Texas Tech University in 1994 with Telecommunications Degree.
Started radio career in sales at the old KTFA – Bridge City Texas
for 3 month. Then had 2 years at KGRO/KOMX in Pampa, Texas and 5
years in Meade, Kansas at KJIL/KHYM as Production Director/Evening
Host. Currently Program Director since 2004 at Northern Christian
Personally how do you keep the ministry in the “business”?
is really hard to do. It is so easy to get caught up in the
“business” side of what I do. Probably the things that help keep me
grounded in ministry is when I talk to a listener or answer their
email. This reminds me why God has put me here. Not just to push
papers and manage things, but to be an instrument for God to change
2. Overall, how is Christian radio different today,
from 5 years ago?
Stronger and better. It is great to see Christian radio, even in a
small market, offering different formats to reach different
audiences. It wasn’t long ago that even in some major markets, you
often had one format of Christian stations. The variety helps more
people be reached for Christ.
3. What do you think are the main characteristics of
today’s Christian radio PD?
be a multitasker, especially in a small market. In my two years as
a PD I have taken on the task of Music and Programming, Web
administration, imaging, some production, a weekly e-newsletter,
lots of research (especially online), promotions, on air during the
morning show, 5 hours of voice tracking, etc. You have to be able
to keep track of what is going on at multiple levels. Especially
with consolidation of media, the day of the one job PD is over
(especially in small markets).
4. What criteria do you require for a song to be
played on your station?
it Biblically sound? 2. Relevant message, what is the song
saying? 3. Musically does it fit the overall mix of what we play?
5. What kind of promotions work best for Christian
a small station covering a lot of ground (most of Northern Michigan,
the eastern Upper Peninsula and part of Ontario) so most of the
promotions we do are on air or internet based. The best kind of
promotion is an original, creative promotion (or one we “borrow” and
make our own from another station). Also, promotions that tie into
other ministries or concerts go well.
6. How do you think Christian Record labels can
better serve Christian radio?
think Christian Record Labels are doing great. They provide us with
awesome music that helps us sound better. I have never had a record
label that wasn’t willing to work with us on a promotion. The one
thing that needs to be worked on is having more format specific
music. It is difficult being an inspo station playing a light mix
of a song that our listeners might hear on a CHR station in the same
market. It does make the radio dial sound a bit homogenized.
7. In your opinion what are the biggest obstacles
facing Christian radio today?
Homogenized formats. Play the best music, yes, but with the
proliferation of Christian stations, we have to be careful not to
all sound the same. Have some variety. We also need to always have
a sense of competition. We need to keep the hunger to get better

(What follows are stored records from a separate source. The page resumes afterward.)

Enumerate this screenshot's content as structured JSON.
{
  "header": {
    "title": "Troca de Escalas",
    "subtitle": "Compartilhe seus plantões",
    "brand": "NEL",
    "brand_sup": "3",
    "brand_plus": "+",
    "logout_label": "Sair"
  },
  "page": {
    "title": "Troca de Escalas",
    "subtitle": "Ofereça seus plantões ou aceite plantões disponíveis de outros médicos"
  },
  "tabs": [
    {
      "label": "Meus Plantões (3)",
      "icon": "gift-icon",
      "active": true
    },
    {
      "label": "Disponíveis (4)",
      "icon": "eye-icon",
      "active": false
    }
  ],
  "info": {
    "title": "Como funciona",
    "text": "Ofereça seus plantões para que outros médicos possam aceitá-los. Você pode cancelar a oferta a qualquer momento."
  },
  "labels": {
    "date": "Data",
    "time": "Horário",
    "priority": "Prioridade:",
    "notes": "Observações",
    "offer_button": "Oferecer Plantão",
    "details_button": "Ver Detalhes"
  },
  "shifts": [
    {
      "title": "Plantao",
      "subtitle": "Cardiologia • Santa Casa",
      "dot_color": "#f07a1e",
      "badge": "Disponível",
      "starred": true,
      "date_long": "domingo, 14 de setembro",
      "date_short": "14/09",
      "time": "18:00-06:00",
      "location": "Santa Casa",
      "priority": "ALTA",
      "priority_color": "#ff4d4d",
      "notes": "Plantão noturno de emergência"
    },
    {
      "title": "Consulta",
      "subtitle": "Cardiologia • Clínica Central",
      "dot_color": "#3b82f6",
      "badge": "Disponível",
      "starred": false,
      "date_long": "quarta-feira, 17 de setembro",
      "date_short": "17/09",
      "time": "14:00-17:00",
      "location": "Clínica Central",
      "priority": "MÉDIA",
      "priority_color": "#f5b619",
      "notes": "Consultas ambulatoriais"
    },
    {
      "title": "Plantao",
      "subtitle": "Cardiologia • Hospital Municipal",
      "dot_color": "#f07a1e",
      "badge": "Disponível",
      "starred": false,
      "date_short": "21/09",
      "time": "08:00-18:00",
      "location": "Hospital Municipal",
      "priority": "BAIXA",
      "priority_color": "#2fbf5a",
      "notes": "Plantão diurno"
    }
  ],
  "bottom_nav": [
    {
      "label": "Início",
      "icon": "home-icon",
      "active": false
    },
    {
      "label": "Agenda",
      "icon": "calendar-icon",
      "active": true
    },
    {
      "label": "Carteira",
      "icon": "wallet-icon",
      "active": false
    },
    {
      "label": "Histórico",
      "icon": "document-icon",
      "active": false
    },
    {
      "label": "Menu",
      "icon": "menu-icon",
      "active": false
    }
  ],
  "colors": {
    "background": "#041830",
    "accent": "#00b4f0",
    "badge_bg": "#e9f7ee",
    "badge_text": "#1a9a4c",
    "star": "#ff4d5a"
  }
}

and never be satisfied with how we were yesterday.
8. What do you believe is the primary role of the
Christian radio air personality?
friend who truly cares for those who listen and wants to help them,
inform them, make them laugh and cry, strengthen them and give them
opportunities to be involved.
9. What (if any) Christian radio stations do you
consider as innovators today?
market stations always get the nod here: I love to hear WCSG and
Way-FM in Grand Rapids. Both do a great job of focusing what they
do for their target audience. But I think the real stations to look
to are the small market stations that try new things, develop talent
and show great growth in their market. KJIL in little Meade Kansas
(my former employer) has done a great job of sounding “big market”
in an extremely rural area. (Mike Luskey and Don Hughes really make
that station great). Also The Fuse in Coleman, MI seems to be an
innovator on the edge of a larger market. They sound great and do a
good job of targeting their audience.
10. Where do you see Christian radio in 5 years?
can resist the temptation to continue consolidating what we do, we
can survive and thrive. While big networks are cheaper to do, we
really need to stay as local and relevant as we can be to stay
competitive. We also need to stay focused on Christ in what we do
on a daily basis. We have to be careful not to become too “family
friendly” and not enough “biblically centered” ( Read “The Grace and
Truth Paradox” by Randy Alcorn, balance is important.) There is a
difference. If we can do that we will see more and more Christian
stations in the top 5 of their market and more important, more and
more peoples lives changed by Christ through what we do on the
radio. At the end of the day, that makes it all worthwhile.